Economic inequality and international disputes
Across parts of Asia and in many
communities around the globe, Jan. 31 marked the beginning of the Chinese New
Year – the year of the horse. As friends and families celebrate, and
communities come together to partake in festivities, this new year invites an
opportunity to reflect on the past and look to the future.
more than four decades have passed since the People’s Republic of China
replaced the Taiwanese government of the Republic of China in the United
Nations as the sole representative of China. In this relatively short span of
time, the once largely peasant country has become the largest economic engine
in Asia-Pacific, giving many economists reasons to predict that it will
eventually overtake the United States as the world’s largest economy.
transition should not have come as a surprise. The economic reforms pushed for
by Deng Xiaoping helped to liberate the country from its strict adherence to
stifling policies. While far from a free capitalist state, China’s economic
model has long since abandoned its communist roots. These economic reforms,
paired with a large and comparatively cheap labor force, helped transform China
into the world’s factory, producing goods at low cost and attracting foreign
the benefits of these reforms have not been equally shared by everyone. Those
living in the coastal provinces, specifically those in major urban areas, have
largely benefited from the newfound wealth, particularly in education, health,
and access to government services, whereas those living in rural China have
followed behind slowly.
incomes have risen faster than white-collar wages,
China remains one of the most economically
unequal countries in the world, to say nothing of
the concentration of wealth in the hands of the country’s princelings and elites.
borders, China’s newfound wealth has also allowed it to bolster its presence on
the world stage, investing
billions of dollars across Africa to secure
access to natural resources. However, since joining the UN in 1972, it remains
to be seen just how much China has actually contributed to the international
and territorial conflicts in Asia-Pacific, especially the East China Sea of
recent with regards to China’s Air
Defence Identification Zone over the disputed Senkaku/Diaoyu Islands with Japan, as well as the long-running South China Sea
disputes, have brought the wrong kind of attention. Seen not as a peaceful rising
power but an aggressor by some of its neighbors (of whom many are belligerents
in disputes involving China), these neighbors, such as Vietnam and the
Philippines, have taken their concerns to the international community.
Philippines have continued to pursue their grievances against China in the
international courts, while Vietnam has sought to
balance China’s rise with the US in the form a comprehensive
partnership. If this century should belong to
Asia-Pacific, it has certainly started off on the wrong foot.

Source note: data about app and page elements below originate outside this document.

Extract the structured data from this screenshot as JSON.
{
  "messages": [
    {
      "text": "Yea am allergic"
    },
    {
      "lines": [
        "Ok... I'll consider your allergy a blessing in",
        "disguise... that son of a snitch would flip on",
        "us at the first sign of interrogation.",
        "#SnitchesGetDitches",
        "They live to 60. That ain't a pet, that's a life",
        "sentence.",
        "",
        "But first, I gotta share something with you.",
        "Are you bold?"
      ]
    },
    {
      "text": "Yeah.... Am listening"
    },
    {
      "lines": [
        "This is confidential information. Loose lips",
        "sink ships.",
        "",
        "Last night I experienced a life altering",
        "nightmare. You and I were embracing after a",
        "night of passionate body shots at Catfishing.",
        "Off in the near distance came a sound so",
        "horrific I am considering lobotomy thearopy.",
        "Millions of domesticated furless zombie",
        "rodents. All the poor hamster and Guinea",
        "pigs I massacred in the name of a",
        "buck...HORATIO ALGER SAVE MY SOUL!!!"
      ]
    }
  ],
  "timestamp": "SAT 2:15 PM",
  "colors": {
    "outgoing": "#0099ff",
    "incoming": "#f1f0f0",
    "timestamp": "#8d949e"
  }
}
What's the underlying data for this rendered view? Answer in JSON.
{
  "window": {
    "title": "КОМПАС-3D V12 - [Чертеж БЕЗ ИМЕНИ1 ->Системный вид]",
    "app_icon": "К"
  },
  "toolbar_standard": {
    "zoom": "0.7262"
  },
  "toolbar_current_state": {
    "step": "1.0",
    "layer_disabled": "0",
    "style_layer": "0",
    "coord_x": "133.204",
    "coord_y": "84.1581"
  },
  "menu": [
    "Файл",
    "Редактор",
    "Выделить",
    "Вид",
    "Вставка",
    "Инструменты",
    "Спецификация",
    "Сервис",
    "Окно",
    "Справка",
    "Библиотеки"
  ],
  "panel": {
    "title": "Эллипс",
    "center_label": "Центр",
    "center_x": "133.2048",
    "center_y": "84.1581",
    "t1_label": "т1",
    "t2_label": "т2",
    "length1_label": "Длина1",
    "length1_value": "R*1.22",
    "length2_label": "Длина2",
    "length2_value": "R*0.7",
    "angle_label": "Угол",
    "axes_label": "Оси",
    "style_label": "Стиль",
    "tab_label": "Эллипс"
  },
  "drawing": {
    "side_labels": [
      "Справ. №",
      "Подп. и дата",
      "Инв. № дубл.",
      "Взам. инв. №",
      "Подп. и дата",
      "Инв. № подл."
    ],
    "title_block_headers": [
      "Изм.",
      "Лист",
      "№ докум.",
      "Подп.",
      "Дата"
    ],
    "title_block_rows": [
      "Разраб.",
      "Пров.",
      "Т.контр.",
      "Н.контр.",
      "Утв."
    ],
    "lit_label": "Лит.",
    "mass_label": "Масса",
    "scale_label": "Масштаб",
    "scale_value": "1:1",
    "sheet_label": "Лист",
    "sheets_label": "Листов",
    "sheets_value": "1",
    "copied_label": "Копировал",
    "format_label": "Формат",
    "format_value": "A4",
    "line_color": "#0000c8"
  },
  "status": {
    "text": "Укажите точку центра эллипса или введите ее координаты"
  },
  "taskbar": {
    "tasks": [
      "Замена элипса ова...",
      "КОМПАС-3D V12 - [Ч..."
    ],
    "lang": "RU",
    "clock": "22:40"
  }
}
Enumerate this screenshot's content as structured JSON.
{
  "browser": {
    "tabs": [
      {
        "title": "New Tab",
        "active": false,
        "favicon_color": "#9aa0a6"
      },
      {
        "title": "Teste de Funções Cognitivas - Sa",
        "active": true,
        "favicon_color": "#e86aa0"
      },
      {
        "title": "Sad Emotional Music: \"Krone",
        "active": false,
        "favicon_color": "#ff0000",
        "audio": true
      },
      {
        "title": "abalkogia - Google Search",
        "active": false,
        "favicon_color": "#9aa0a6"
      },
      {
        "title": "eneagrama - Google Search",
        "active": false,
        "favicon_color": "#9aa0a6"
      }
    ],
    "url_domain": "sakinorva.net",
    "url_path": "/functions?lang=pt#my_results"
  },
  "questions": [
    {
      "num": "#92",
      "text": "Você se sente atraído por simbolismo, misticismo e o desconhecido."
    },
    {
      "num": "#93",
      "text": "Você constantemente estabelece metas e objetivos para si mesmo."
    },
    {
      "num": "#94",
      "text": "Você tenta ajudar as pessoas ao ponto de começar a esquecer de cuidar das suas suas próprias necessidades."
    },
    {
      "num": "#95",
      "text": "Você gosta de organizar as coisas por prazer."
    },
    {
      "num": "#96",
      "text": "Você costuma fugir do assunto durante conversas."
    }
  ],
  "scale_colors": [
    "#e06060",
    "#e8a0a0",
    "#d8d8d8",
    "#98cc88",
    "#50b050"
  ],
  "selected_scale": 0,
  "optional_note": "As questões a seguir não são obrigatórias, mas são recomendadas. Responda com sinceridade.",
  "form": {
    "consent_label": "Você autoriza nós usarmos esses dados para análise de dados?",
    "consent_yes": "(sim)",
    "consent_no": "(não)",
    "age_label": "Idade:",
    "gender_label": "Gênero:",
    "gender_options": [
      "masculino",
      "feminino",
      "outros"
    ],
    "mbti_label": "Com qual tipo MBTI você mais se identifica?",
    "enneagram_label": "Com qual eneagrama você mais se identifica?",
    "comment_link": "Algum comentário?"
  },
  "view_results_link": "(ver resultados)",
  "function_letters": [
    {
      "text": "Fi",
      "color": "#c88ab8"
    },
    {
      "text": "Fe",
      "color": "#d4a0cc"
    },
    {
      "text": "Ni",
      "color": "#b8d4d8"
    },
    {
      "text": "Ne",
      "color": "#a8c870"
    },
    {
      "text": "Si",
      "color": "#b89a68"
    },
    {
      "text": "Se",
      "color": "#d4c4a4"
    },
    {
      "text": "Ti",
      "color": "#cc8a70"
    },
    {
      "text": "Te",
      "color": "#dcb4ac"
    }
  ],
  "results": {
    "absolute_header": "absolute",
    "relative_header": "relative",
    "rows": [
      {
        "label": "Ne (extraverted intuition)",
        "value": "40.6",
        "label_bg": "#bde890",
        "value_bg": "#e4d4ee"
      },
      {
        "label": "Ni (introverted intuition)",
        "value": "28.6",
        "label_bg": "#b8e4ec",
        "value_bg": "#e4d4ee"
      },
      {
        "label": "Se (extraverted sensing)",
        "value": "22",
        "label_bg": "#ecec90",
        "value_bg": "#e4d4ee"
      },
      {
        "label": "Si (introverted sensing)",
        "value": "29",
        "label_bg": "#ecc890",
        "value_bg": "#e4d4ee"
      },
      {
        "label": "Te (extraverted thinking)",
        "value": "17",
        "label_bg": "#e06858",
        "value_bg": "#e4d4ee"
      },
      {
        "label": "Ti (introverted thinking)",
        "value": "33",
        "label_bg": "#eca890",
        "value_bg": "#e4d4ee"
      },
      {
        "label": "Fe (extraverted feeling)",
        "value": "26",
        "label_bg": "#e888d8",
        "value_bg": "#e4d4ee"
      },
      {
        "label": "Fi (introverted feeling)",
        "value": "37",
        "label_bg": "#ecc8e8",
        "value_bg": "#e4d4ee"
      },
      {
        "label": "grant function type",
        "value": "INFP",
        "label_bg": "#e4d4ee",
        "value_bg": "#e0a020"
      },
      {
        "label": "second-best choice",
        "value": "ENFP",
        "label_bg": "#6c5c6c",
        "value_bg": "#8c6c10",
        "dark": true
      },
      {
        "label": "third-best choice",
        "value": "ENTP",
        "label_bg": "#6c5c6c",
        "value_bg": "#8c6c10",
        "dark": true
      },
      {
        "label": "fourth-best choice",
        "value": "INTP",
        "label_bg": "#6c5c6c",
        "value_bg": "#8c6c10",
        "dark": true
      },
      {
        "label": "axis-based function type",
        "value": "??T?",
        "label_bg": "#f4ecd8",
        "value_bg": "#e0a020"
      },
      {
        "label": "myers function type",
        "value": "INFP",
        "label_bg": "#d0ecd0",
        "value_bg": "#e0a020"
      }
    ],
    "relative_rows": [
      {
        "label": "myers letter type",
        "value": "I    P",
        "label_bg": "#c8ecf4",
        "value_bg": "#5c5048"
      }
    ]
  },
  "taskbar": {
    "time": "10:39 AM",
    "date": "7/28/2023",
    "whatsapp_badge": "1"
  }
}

If China is
to grow – and there has yet to be any true opposition to China’s rise from
traditional powers such as the US or Europe – it must defuse tensions with its
neighbors. Arenas such as the annual Shangri-La Dialogue security forum held in
Singapore provide opportunities for Asian-Pacific states to discuss pressing
defense and security issues.
charts its path for this New Year and beyond, it must contend with an
ever-changing society and its perception abroad. Just as Deng Xiaoping helped
transform China’s economy, China’s current leaders address the unfair
concentration of wealth at home, and the concerns of neighboring countries. In
the same way one might express good fortune and happiness when greeting friends
and families during the New Year, one can hope that China will bring the same
to its people and neighbors.
Vu Duc is a lawyer and part-time law professor at the University of Ottawa. His
research covers Vietnamese politics, international relations and international